And regardless of your decision, it's more than likely that you'll piss someone off with your actions. The Capital Wasteland of Fallout 3 often felt like a disparate collection of places to visit, but the Mojave of New Vegas feels like a living, interconnected world. Settlements are generally far larger this time around, and thanks to Obsidian's attention to detail they're far easier to believe in. You'll see farmlands, watch people struggling to obtain food and medical supplies, and you'll hear people worrying over the all-out war that seems destined to kick off at any second. And as a result of these touches, you'll understand exactly why people get pissed off when you start treading on their toes, or using a plasma rifle to melt their livestock.
The game world feels like a bigger, messier place than before, but that's not the only area of expansion. Obsidian has wisely set the level cap at 30 - a 50 per cent increase on the initial limit of Fallout 3 - and though it's perfectly possible to finish the game at around level 16, after roughly 25 hours of play, the odds are that it'll take you far longer, such is the volume of things to see and do.
I've assumed that most people will be fairly familiar with the way that Fallout works. If you're a veteran of the 2008 game (or indeed the Black Isle originals) then you'll have no problems jumping straight into the action. If, on the other hand, you're a recent convert to post-apocalyptic exploration - or, heaven forbid, to the RPG genre - then you may be in for a bit of a hard time, at least in the early days. In contrast with Fallout 3's lengthy opening, New Vegas keeps the tutorials to a minimum. I've no doubt that a lot of people will be happy about this, but it's also fair to say that a few newcomers might find themselves a bit lost - at least until they've learned to be cautious, and to pick up and sell everything they can lay their hands on. Your AI opponents are a good deal tougher than in the previous game (though they don't seem any smarter), and it'll take some time before you're wielding any decent firepower.

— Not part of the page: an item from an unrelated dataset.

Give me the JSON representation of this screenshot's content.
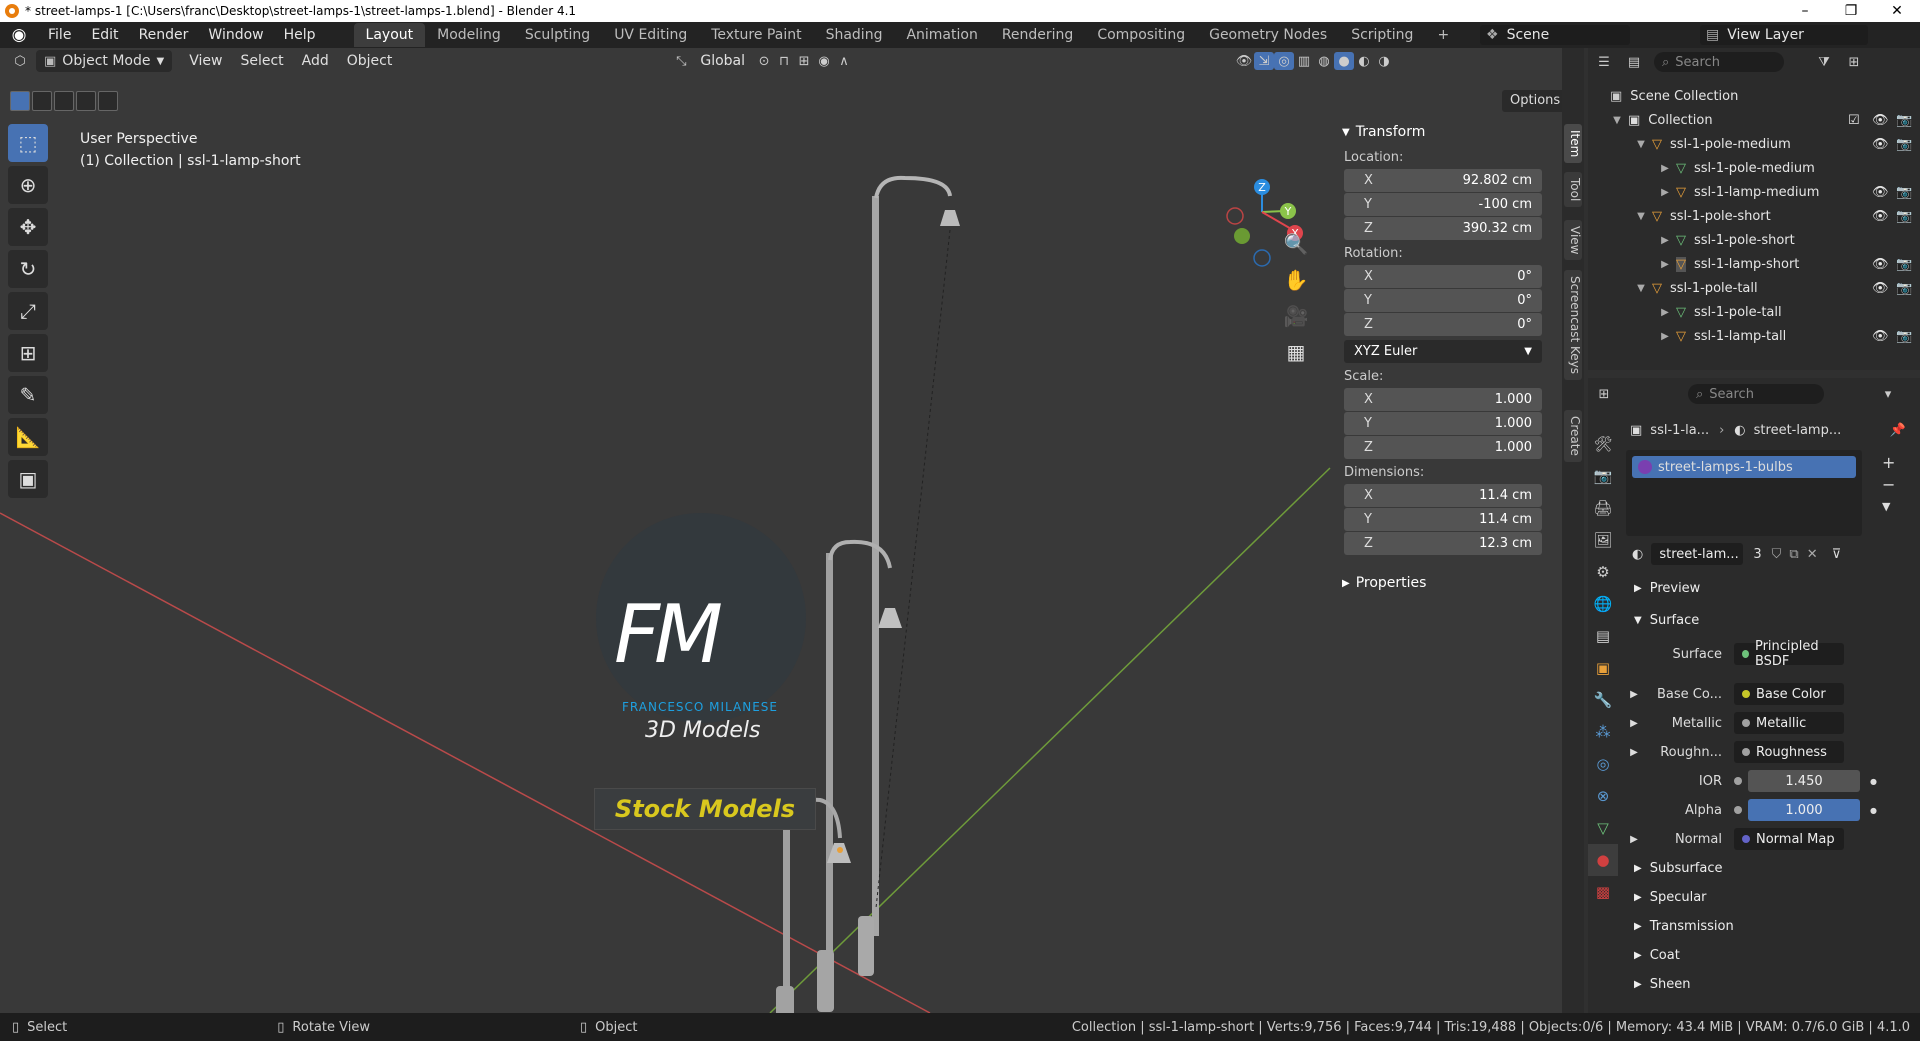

Thankfully there are a solid number of NPC companions for you to recruit as back-up, and if you can find a buddy they'll probably look after you until you can get to grips with how everything works. Incidentally, these allies are a vast improvement on those offered by the last game: a new radial menu lets you swiftly heal them, access their inventory and adjust their tactics (although you need to be next to them to access it). Best of all you can actually talk to them this time; if you're persistent, you may even unlock a personal quest to learn a bit more about them.
In a slight concession towards more mainstream gamers, Obsidian has allowed gamers to aim down their sights when free blazing away with their guns. If you so desire, you can configure the game to use "true" iron sights - which is to say, you'll hit where you aim; Fallout 3 used invisible dice rolls to determine the fate of each shot. It's a nice addition, but I suspect that most people will stick to VATS - the mechanic that lets you freeze time and then assign a number of shots to specific targets. It's still a fun little system to use, and while it feels a bit overpowered at times, there's still plenty of satisfaction to be found in every exploding head or blown-off limb. Besides, if you find everything a bit too easy there's always the option to enable Hardcore mode - a setting designed to address a number of complaints levelled at Fallout 3.
When enabled, Hardcore forces players to regularly sleep, eat and drink water; if you fail to meet these demands, you'll suffer stat penalties - and eventually death. As an added burden, medicinal items will only restore your health over time (rather than instantly) - and if one of your limbs gets crippled, you'll be forced to find a doctor to heal. This may all sound quite brutal, but that's precisely the point. The curious thing is that it's also thoroughly enjoyable: I began my game on Hardcore with the intention of reverting to standard play after I'd had a chance to assess it, but somehow never switched back. Yes, it's annoying when you step on a mine and blow your foot off, just as you're about to explore that mysterious bunker you've stumbled across, but the rewards are worth the effort.